• AIM OF THE TASK: Every line of the data must appear again in the answer, exactly as written.
━━━ RECORDED DATA ━━━
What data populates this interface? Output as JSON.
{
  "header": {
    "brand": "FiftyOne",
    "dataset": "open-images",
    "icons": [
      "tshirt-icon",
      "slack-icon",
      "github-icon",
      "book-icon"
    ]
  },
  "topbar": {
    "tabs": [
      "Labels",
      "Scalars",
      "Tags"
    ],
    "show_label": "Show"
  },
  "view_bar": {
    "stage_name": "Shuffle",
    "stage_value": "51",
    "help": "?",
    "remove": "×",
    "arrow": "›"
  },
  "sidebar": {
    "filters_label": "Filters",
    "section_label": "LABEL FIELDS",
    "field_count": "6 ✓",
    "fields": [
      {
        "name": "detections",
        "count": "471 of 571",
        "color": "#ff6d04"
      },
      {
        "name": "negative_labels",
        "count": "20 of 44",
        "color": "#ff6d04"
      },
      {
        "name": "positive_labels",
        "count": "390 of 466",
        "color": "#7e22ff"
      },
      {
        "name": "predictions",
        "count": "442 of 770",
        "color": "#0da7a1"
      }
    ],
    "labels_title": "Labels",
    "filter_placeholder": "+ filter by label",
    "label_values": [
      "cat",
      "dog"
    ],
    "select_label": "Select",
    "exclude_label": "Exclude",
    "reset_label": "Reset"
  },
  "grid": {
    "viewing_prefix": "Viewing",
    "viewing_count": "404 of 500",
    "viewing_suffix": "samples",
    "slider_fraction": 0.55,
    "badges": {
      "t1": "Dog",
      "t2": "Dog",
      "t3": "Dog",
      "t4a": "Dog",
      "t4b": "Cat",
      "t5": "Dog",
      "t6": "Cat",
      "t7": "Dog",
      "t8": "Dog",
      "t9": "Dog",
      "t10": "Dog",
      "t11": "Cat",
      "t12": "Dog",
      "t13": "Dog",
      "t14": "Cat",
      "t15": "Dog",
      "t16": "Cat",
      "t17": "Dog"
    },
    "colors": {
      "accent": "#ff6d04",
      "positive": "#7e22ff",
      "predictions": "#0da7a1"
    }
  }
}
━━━
• RESULT:
What data populates this interface? Output as JSON.
{
  "header": {
    "brand": "FiftyOne",
    "dataset": "open-images",
    "icons": [
      "tshirt-icon",
      "slack-icon",
      "github-icon",
      "book-icon"
    ]
  },
  "topbar": {
    "tabs": [
      "Labels",
      "Scalars",
      "Tags"
    ],
    "show_label": "Show"
  },
  "view_bar": {
    "stage_name": "Shuffle",
    "stage_value": "51",
    "help": "?",
    "remove": "×",
    "arrow": "›"
  },
  "sidebar": {
    "filters_label": "Filters",
    "section_label": "LABEL FIELDS",
    "field_count": "6 ✓",
    "fields": [
      {
        "name": "detections",
        "count": "471 of 571",
        "color": "#ff6d04"
      },
      {
        "name": "negative_labels",
        "count": "20 of 44",
        "color": "#ff6d04"
      },
      {
        "name": "positive_labels",
        "count": "390 of 466",
        "color": "#7e22ff"
      },
      {
        "name": "predictions",
        "count": "442 of 770",
        "color": "#0da7a1"
      }
    ],
    "labels_title": "Labels",
    "filter_placeholder": "+ filter by label",
    "label_values": [
      "cat",
      "dog"
    ],
    "select_label": "Select",
    "exclude_label": "Exclude",
    "reset_label": "Reset"
  },
  "grid": {
    "viewing_prefix": "Viewing",
    "viewing_count": "404 of 500",
    "viewing_suffix": "samples",
    "slider_fraction": 0.55,
    "badges": {
      "t1": "Dog",
      "t2": "Dog",
      "t3": "Dog",
      "t4a": "Dog",
      "t4b": "Cat",
      "t5": "Dog",
      "t6": "Cat",
      "t7": "Dog",
      "t8": "Dog",
      "t9": "Dog",
      "t10": "Dog",
      "t11": "Cat",
      "t12": "Dog",
      "t13": "Dog",
      "t14": "Cat",
      "t15": "Dog",
      "t16": "Cat",
      "t17": "Dog"
    },
    "colors": {
      "accent": "#ff6d04",
      "positive": "#7e22ff",
      "predictions": "#0da7a1"
    }
  }
}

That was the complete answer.